Dutta counters, “How do you explain 15,000 going to an I-League game on a weekday afternoon? How do you explain the Kolkata derby being sold out? The ‘Bangal’ (those with origins in Bangladesh) identity exists.”

It will be hard work keeping that identity alive through East Bengal, says Sarkar. “While I have nothing but respect for those who got us this far, I wish they looked beyond beating Mohun Bagan and celebrating with ‘Ilish’ (Hilsa). Maybe it was because they have always had to fight for survival.

“It was only in the 1990s that East Bengal realised that asking wealthy patrons to donate to build a competitive first team won’t do. It was in 1993 that we first got a team sponsor but even then we were ahead in the game,” says Sarkar.

Dipak (Paltu) Das initiated a change in mindset, says Sarkar referring to the official who was a club goalkeeper before rising to be its general secretary. From the 1980s to his death in 2001, Das was the club’s most influential voice.

So even as he refuses to abandon plans for a museum for which space has been allocated in the club premises, Sarkar talks about plans to set up a coffee chain in West Bengal’s districts using the club as a brand and explore other business opportunities.

“We want to set up pay-and-play schemes in the districts. That will help us get new fans, connect with ones who can’t come to Kolkata regularly and eventually get players for our youth and senior teams.”

East Bengal run a football school at the club where former captains Alvito d’Cunha, Falguni Dutta, and Chandan Das are involved.

“It started with 35 boys. We have 130 now and have to turn away many,” says Sarkar.

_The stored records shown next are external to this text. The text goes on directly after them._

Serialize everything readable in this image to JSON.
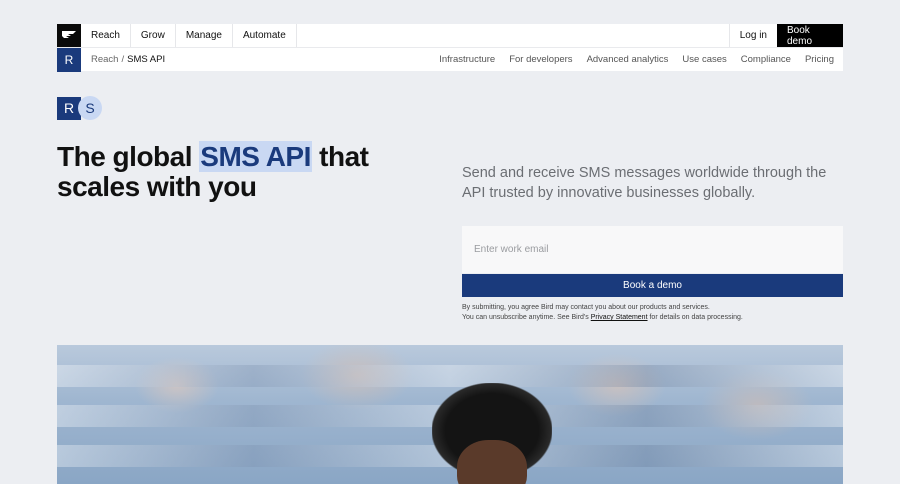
{
  "nav": {
    "items": [
      "Reach",
      "Grow",
      "Manage",
      "Automate"
    ],
    "login_label": "Log in",
    "book_demo_label": "Book demo"
  },
  "subnav": {
    "badge": "R",
    "breadcrumb_parent": "Reach",
    "breadcrumb_sep": "/",
    "breadcrumb_current": "SMS API",
    "links": [
      "Infrastructure",
      "For developers",
      "Advanced analytics",
      "Use cases",
      "Compliance",
      "Pricing"
    ]
  },
  "product_icons": {
    "r": "R",
    "s": "S"
  },
  "hero": {
    "title_before": "The global ",
    "title_highlight": "SMS API",
    "title_after": " that scales with you",
    "description": "Send and receive SMS messages worldwide through the API trusted by innovative businesses globally.",
    "email_placeholder": "Enter work email",
    "cta_label": "Book a demo",
    "disclaimer_line1": "By submitting, you agree Bird may contact you about our products and services.",
    "disclaimer_line2_pre": "You can unsubscribe anytime. See Bird's ",
    "disclaimer_link": "Privacy Statement",
    "disclaimer_line2_post": " for details on data processing."
  },
  "colors": {
    "accent": "#1a3a7c",
    "highlight": "#c9d8f3",
    "background": "#eceef2"
  }
}
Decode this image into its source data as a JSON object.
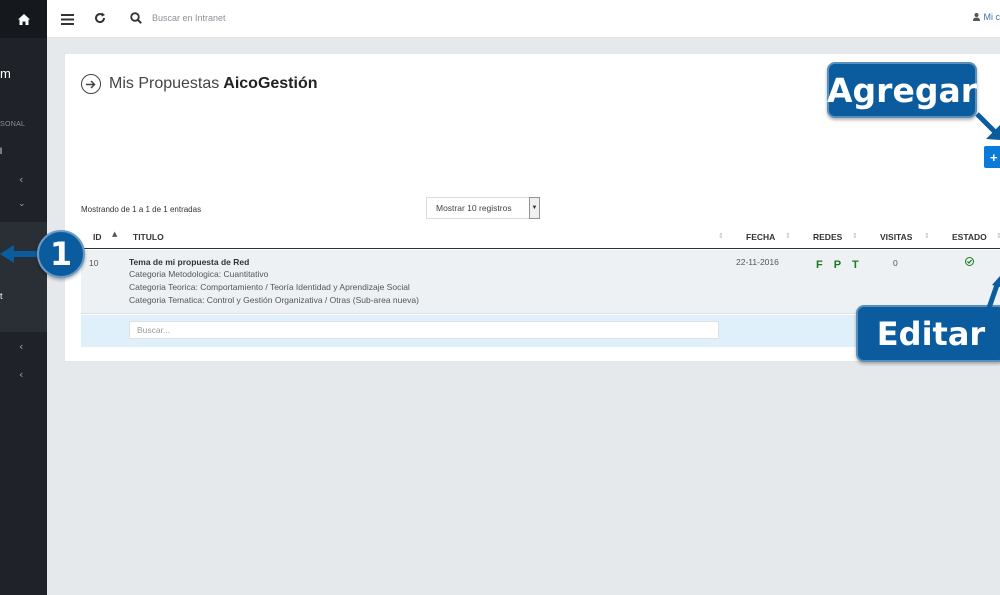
{
  "topbar": {
    "search_placeholder": "Buscar en Intranet",
    "user_label": "Mi c"
  },
  "sidebar": {
    "brand_fragment": "m",
    "section_label": "SONAL",
    "item_fragment_1": "l",
    "item_fragment_2": "t"
  },
  "panel": {
    "title_light": "Mis Propuestas",
    "title_bold": "AicoGestión",
    "add_button_label": "+",
    "info": "Mostrando de 1 a 1 de 1 entradas",
    "length_select": "Mostrar 10 registros"
  },
  "table": {
    "columns": {
      "id": "ID",
      "titulo": "TITULO",
      "fecha": "FECHA",
      "redes": "REDES",
      "visitas": "VISITAS",
      "estado": "ESTADO"
    },
    "rows": [
      {
        "id": "10",
        "title": "Tema de mi propuesta de Red",
        "line1": "Categoria Metodologica: Cuantitativo",
        "line2": "Categoria Teorica: Comportamiento / Teoría Identidad y Aprendizaje Social",
        "line3": "Categoria Tematica: Control y Gestión Organizativa / Otras (Sub-area nueva)",
        "fecha": "22-11-2016",
        "redes": "F P T",
        "visitas": "0"
      }
    ],
    "filter_placeholder": "Buscar..."
  },
  "callouts": {
    "agregar": "Agregar",
    "editar": "Editar",
    "step": "1"
  },
  "colors": {
    "sidebar": "#1f2329",
    "callout": "#0a5c9e",
    "add_button": "#0a7bd8",
    "status_green": "#1b7a1b",
    "filter_row": "#dff0fa"
  }
}
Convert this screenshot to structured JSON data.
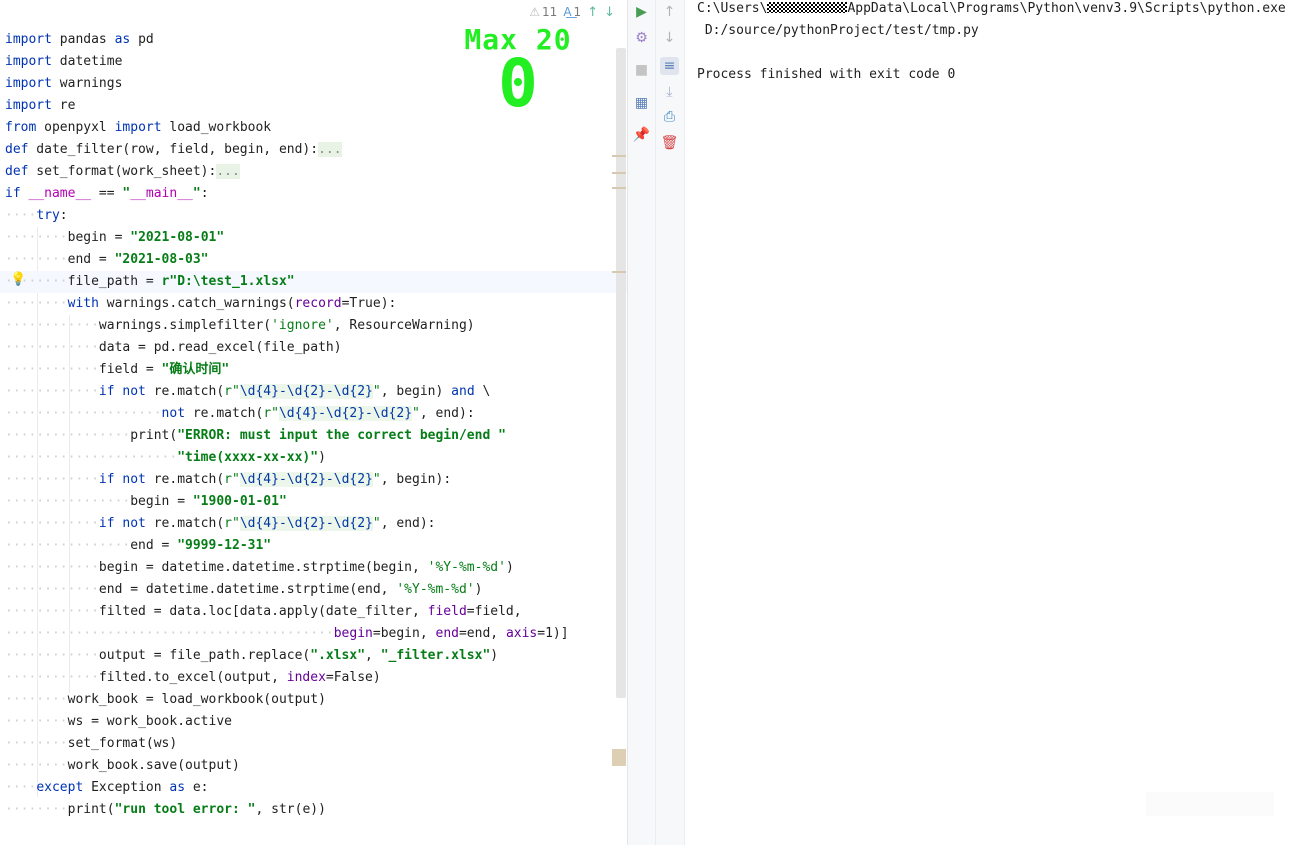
{
  "inspection": {
    "warnings_count": "11",
    "typos_count": "1"
  },
  "overlay": {
    "max_label": "Max 20",
    "counter": "0"
  },
  "console": {
    "command_prefix": "C:\\Users\\",
    "command_suffix": "AppData\\Local\\Programs\\Python\\venv3.9\\Scripts\\python.exe",
    "script_path": " D:/source/pythonProject/test/tmp.py",
    "exit_message": "Process finished with exit code 0"
  },
  "code_lines": [
    "import pandas as pd",
    "import datetime",
    "import warnings",
    "import re",
    "from openpyxl import load_workbook",
    "def date_filter(row, field, begin, end):...",
    "def set_format(work_sheet):...",
    "if __name__ == \"__main__\":",
    "    try:",
    "        begin = \"2021-08-01\"",
    "        end = \"2021-08-03\"",
    "        file_path = r\"D:\\test_1.xlsx\"",
    "        with warnings.catch_warnings(record=True):",
    "            warnings.simplefilter('ignore', ResourceWarning)",
    "            data = pd.read_excel(file_path)",
    "            field = \"确认时间\"",
    "            if not re.match(r\"\\d{4}-\\d{2}-\\d{2}\", begin) and \\",
    "                    not re.match(r\"\\d{4}-\\d{2}-\\d{2}\", end):",
    "                print(\"ERROR: must input the correct begin/end \"",
    "                      \"time(xxxx-xx-xx)\")",
    "            if not re.match(r\"\\d{4}-\\d{2}-\\d{2}\", begin):",
    "                begin = \"1900-01-01\"",
    "            if not re.match(r\"\\d{4}-\\d{2}-\\d{2}\", end):",
    "                end = \"9999-12-31\"",
    "            begin = datetime.datetime.strptime(begin, '%Y-%m-%d')",
    "            end = datetime.datetime.strptime(end, '%Y-%m-%d')",
    "            filted = data.loc[data.apply(date_filter, field=field,",
    "                                          begin=begin, end=end, axis=1)]",
    "            output = file_path.replace(\".xlsx\", \"_filter.xlsx\")",
    "            filted.to_excel(output, index=False)",
    "        work_book = load_workbook(output)",
    "        ws = work_book.active",
    "        set_format(ws)",
    "        work_book.save(output)",
    "    except Exception as e:",
    "        print(\"run tool error: \", str(e))"
  ],
  "icons": {
    "warning": "warning-triangle-icon",
    "typo": "typo-icon",
    "bulb": "lightbulb-icon",
    "run": "rerun-icon",
    "settings": "gear-icon",
    "stop": "stop-icon",
    "layout": "layout-icon",
    "pin": "pin-icon",
    "up": "up-arrow-icon",
    "down": "down-arrow-icon",
    "soft_wrap": "soft-wrap-icon",
    "scroll_end": "scroll-to-end-icon",
    "print": "print-icon",
    "trash": "trash-icon"
  }
}
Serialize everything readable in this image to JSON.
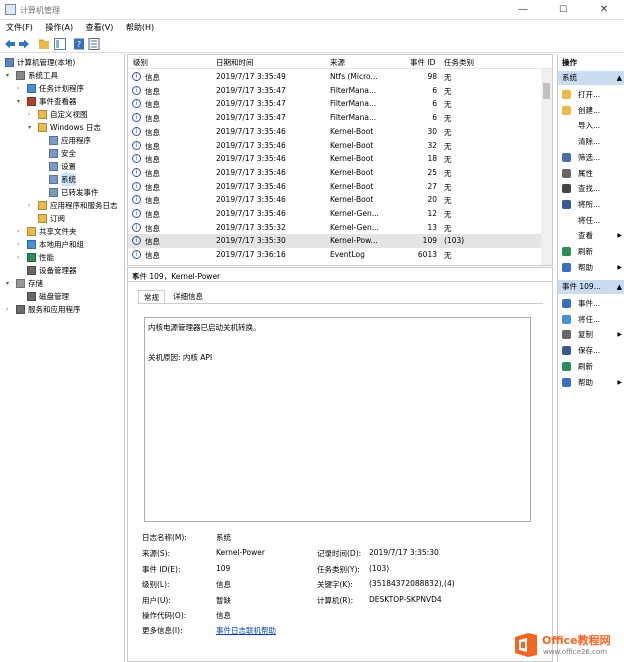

Visit their training and you will find Paul. “The coaches are nice and I am learning a lot of new things. I enjoy sessions so much that I don’t want to miss a single day,” he says.

“THE SOUL DOESN’T DIE”

While the club will stay on the Maidan, the large green swathe in the centre of Kolkata that’s controlled by the Army, Sarkar says East Bengal have approached the state government for land to build a training centre, apartments for players and recreational facilities for members.

Since July 2018, East Bengal’s football team has Quess Corp, a business service provider, as majority shareholders. But the relationship between the club and Quess is fractious and there have been reports that the company will pull out at the end of this season.

A frosty relationship with those bankrolling the football team and not playing the ISL, which, according to the All India Football Federation (AIFF), will be India’s top league this term, means uncertain times ahead.

But what is certain is that because of their supporters and members, East Bengal—and Mohun Bagan—won’t, like many clubs in recent times, wind up.

“In 37 years that I was away, a lot has changed in Kolkata. But what hasn’t is the passion around the colours red and yellow,” says Iranian Majid Beshkar, who scored over 60 goals—including a hattrick—in a Rovers Cup final against Mohun Bagan.

Beshkar, who was in the 1978 World Cup squad but did not play, had touched down in Kolkata in August to be a part of the club’s centenary celebrations.

“If I have children and they play football, I will tell them to come and play for a while at East Bengal,” says former central defender Suley Musah, the Ghanaian who was captain during the club’s ASEAN Cup win.

Moroccan Karim Bencherifa coached different clubs in India including Mohun Bagan from 2006 to 2015. “East Bengal, Mohun Bagan and Mohammedan Sporting are like the Taj Mahal of football in India; institutions that have a soul. And the soul doesn’t die,” he says over the phone from Morocco.

Jamuna Das would agree.